Exercise data:

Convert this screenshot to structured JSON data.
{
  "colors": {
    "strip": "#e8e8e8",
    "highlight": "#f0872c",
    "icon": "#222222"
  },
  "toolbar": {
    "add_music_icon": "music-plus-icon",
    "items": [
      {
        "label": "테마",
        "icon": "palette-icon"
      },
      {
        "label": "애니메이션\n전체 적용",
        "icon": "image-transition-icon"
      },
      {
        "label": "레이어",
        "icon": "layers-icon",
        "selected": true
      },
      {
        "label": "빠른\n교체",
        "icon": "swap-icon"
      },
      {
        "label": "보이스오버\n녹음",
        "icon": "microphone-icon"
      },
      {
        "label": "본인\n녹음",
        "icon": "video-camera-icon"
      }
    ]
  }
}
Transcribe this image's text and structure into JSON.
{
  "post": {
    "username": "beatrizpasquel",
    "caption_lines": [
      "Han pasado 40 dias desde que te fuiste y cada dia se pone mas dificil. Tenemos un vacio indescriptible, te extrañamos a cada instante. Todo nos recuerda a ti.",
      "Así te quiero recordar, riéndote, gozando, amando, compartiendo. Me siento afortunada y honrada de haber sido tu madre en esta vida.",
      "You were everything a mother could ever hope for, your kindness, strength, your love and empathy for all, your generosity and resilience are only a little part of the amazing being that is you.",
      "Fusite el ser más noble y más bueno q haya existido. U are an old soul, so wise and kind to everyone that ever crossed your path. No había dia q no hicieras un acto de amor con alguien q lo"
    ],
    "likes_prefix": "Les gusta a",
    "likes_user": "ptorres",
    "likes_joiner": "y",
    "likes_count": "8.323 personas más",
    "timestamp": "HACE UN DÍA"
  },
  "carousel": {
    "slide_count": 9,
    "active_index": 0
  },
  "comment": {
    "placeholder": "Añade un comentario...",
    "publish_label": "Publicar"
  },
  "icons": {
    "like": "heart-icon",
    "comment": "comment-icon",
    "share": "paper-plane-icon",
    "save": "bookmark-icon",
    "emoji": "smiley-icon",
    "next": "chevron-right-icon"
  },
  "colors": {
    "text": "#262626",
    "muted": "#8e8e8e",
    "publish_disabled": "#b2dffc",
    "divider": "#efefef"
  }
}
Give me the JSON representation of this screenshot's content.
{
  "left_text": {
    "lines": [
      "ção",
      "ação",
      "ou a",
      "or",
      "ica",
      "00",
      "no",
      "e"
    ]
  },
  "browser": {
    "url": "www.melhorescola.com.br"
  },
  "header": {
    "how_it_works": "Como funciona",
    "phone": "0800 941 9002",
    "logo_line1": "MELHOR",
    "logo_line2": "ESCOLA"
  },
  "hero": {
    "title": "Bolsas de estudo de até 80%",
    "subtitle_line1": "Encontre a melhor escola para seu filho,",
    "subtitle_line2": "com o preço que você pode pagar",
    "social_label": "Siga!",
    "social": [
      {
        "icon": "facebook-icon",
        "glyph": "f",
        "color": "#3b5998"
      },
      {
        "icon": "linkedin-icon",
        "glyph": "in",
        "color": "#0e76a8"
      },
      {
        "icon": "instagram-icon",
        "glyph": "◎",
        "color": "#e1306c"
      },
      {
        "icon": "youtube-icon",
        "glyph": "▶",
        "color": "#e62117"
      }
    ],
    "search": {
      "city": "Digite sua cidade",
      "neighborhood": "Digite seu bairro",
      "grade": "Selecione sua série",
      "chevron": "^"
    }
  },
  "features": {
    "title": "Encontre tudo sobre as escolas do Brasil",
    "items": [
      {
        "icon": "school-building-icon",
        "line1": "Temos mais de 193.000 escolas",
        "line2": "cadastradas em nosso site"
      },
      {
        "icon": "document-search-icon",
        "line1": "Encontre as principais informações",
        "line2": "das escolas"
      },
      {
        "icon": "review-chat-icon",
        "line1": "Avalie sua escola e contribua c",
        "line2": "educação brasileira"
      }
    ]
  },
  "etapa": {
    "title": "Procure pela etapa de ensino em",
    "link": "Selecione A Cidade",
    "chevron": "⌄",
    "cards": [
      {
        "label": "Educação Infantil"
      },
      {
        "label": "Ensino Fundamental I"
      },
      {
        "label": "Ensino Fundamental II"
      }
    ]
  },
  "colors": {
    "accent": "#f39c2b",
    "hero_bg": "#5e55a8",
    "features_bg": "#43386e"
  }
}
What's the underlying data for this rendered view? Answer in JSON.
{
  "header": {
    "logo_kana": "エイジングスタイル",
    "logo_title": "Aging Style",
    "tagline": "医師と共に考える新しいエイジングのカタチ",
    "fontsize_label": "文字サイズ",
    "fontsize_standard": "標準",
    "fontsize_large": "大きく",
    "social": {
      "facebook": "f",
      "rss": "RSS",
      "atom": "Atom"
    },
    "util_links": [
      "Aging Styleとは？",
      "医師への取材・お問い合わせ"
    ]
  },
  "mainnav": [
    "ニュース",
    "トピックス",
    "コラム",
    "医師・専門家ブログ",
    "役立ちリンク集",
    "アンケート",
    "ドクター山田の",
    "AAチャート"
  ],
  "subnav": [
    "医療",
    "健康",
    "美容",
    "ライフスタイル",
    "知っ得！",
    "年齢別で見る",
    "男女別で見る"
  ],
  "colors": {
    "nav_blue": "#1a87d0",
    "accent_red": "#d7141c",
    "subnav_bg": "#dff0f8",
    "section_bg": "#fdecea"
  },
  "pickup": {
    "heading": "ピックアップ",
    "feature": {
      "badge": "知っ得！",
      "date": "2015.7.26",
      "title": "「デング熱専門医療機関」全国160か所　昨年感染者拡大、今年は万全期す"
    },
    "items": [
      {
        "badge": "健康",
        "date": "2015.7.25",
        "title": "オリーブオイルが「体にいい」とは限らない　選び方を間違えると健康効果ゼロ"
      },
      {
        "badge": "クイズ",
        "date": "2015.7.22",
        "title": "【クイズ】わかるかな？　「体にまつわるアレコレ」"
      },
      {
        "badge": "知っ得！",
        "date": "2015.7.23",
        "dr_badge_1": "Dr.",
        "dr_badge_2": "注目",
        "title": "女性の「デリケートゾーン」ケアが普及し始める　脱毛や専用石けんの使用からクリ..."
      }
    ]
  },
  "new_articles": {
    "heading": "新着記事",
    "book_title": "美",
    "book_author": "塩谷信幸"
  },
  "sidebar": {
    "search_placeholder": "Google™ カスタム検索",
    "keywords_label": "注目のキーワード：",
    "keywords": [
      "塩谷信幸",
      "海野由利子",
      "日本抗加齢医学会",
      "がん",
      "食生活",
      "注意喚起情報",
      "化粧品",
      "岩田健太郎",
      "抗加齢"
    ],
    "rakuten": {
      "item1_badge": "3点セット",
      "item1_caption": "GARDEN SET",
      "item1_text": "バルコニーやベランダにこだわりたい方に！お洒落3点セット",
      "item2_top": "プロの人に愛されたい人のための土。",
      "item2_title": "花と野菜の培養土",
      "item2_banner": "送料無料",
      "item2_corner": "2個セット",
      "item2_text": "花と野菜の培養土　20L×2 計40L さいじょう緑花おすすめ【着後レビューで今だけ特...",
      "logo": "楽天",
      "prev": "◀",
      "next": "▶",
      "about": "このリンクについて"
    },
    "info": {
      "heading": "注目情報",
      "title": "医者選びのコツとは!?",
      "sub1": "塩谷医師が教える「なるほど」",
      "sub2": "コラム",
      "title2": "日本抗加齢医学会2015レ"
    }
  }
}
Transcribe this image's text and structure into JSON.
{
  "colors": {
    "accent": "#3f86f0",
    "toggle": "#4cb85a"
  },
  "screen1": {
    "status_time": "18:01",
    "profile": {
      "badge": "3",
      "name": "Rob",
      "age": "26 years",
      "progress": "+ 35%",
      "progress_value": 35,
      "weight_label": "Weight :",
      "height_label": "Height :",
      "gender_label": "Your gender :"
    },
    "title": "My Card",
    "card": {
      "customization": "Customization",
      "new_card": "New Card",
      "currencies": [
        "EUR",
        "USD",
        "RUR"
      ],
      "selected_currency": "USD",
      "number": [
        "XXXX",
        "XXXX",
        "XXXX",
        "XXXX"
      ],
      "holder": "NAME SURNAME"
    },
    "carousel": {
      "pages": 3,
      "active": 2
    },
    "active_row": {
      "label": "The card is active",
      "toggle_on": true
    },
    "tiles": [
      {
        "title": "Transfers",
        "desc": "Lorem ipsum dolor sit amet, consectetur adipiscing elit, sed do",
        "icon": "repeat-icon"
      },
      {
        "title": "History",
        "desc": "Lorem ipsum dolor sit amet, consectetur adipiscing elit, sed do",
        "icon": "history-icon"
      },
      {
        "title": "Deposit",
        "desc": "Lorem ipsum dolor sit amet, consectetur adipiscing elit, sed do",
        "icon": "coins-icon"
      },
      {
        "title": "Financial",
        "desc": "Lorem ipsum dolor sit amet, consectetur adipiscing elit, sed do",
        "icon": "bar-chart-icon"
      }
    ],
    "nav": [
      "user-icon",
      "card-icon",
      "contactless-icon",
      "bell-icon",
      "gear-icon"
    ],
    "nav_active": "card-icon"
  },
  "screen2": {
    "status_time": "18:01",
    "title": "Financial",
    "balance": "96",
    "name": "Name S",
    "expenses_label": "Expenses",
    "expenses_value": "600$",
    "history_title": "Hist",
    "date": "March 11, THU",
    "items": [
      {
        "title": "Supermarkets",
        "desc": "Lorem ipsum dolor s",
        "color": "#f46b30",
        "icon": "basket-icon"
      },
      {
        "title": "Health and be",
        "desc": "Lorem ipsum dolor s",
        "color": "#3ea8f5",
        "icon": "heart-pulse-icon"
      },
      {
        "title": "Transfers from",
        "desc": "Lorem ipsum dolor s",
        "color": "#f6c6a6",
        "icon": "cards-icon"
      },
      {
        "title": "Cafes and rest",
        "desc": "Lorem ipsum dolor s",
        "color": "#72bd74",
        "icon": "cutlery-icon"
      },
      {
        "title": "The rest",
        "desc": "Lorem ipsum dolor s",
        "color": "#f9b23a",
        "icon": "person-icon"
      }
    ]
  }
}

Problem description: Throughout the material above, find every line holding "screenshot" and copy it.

Solution to this problem:
Convert this screenshot to structured JSON data.
Give me the JSON representation of this screenshot's content.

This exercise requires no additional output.